DATA IN THIS EXERCISE:
* * * *
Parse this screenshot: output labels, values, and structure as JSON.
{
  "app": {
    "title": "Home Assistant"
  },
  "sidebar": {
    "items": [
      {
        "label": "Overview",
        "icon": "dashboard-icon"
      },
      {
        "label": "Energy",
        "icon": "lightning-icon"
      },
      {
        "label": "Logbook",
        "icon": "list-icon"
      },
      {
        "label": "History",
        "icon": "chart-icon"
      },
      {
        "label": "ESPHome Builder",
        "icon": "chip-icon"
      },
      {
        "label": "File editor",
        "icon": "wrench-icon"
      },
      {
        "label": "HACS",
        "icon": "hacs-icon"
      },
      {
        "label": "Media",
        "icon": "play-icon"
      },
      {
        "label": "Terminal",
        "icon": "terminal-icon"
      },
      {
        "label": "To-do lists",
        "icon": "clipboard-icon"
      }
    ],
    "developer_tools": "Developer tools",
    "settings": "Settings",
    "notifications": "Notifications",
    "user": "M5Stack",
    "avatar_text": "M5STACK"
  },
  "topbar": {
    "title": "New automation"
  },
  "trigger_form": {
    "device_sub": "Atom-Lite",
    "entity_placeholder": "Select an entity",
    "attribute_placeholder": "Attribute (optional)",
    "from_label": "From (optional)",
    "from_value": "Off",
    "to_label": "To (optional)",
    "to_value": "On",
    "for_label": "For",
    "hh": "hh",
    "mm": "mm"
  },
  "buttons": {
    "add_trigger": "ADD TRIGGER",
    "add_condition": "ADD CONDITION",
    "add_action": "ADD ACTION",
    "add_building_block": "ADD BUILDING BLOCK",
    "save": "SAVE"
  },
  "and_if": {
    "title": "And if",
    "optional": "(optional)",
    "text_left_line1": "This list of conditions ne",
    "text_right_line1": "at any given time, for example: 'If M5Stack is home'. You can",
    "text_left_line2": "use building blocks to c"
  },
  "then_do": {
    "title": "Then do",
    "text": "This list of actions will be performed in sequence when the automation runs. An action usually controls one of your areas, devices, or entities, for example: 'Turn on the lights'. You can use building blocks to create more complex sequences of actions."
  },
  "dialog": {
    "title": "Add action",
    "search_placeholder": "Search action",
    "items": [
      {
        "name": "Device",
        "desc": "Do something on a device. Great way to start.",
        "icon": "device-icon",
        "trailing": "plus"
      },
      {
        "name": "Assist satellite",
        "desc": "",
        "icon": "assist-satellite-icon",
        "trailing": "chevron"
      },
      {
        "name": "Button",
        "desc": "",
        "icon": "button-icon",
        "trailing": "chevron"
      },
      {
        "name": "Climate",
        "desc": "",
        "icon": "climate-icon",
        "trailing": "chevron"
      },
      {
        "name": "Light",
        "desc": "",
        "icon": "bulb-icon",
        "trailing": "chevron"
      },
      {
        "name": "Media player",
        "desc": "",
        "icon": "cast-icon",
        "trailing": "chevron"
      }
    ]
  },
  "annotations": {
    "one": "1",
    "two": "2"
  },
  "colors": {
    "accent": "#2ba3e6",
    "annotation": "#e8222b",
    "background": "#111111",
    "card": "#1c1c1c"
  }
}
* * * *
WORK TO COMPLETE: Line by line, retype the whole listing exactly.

WRITTEN SOLUTION:
Parse this screenshot: output labels, values, and structure as JSON.
{
  "app": {
    "title": "Home Assistant"
  },
  "sidebar": {
    "items": [
      {
        "label": "Overview",
        "icon": "dashboard-icon"
      },
      {
        "label": "Energy",
        "icon": "lightning-icon"
      },
      {
        "label": "Logbook",
        "icon": "list-icon"
      },
      {
        "label": "History",
        "icon": "chart-icon"
      },
      {
        "label": "ESPHome Builder",
        "icon": "chip-icon"
      },
      {
        "label": "File editor",
        "icon": "wrench-icon"
      },
      {
        "label": "HACS",
        "icon": "hacs-icon"
      },
      {
        "label": "Media",
        "icon": "play-icon"
      },
      {
        "label": "Terminal",
        "icon": "terminal-icon"
      },
      {
        "label": "To-do lists",
        "icon": "clipboard-icon"
      }
    ],
    "developer_tools": "Developer tools",
    "settings": "Settings",
    "notifications": "Notifications",
    "user": "M5Stack",
    "avatar_text": "M5STACK"
  },
  "topbar": {
    "title": "New automation"
  },
  "trigger_form": {
    "device_sub": "Atom-Lite",
    "entity_placeholder": "Select an entity",
    "attribute_placeholder": "Attribute (optional)",
    "from_label": "From (optional)",
    "from_value": "Off",
    "to_label": "To (optional)",
    "to_value": "On",
    "for_label": "For",
    "hh": "hh",
    "mm": "mm"
  },
  "buttons": {
    "add_trigger": "ADD TRIGGER",
    "add_condition": "ADD CONDITION",
    "add_action": "ADD ACTION",
    "add_building_block": "ADD BUILDING BLOCK",
    "save": "SAVE"
  },
  "and_if": {
    "title": "And if",
    "optional": "(optional)",
    "text_left_line1": "This list of conditions ne",
    "text_right_line1": "at any given time, for example: 'If M5Stack is home'. You can",
    "text_left_line2": "use building blocks to c"
  },
  "then_do": {
    "title": "Then do",
    "text": "This list of actions will be performed in sequence when the automation runs. An action usually controls one of your areas, devices, or entities, for example: 'Turn on the lights'. You can use building blocks to create more complex sequences of actions."
  },
  "dialog": {
    "title": "Add action",
    "search_placeholder": "Search action",
    "items": [
      {
        "name": "Device",
        "desc": "Do something on a device. Great way to start.",
        "icon": "device-icon",
        "trailing": "plus"
      },
      {
        "name": "Assist satellite",
        "desc": "",
        "icon": "assist-satellite-icon",
        "trailing": "chevron"
      },
      {
        "name": "Button",
        "desc": "",
        "icon": "button-icon",
        "trailing": "chevron"
      },
      {
        "name": "Climate",
        "desc": "",
        "icon": "climate-icon",
        "trailing": "chevron"
      },
      {
        "name": "Light",
        "desc": "",
        "icon": "bulb-icon",
        "trailing": "chevron"
      },
      {
        "name": "Media player",
        "desc": "",
        "icon": "cast-icon",
        "trailing": "chevron"
      }
    ]
  },
  "annotations": {
    "one": "1",
    "two": "2"
  },
  "colors": {
    "accent": "#2ba3e6",
    "annotation": "#e8222b",
    "background": "#111111",
    "card": "#1c1c1c"
  }
}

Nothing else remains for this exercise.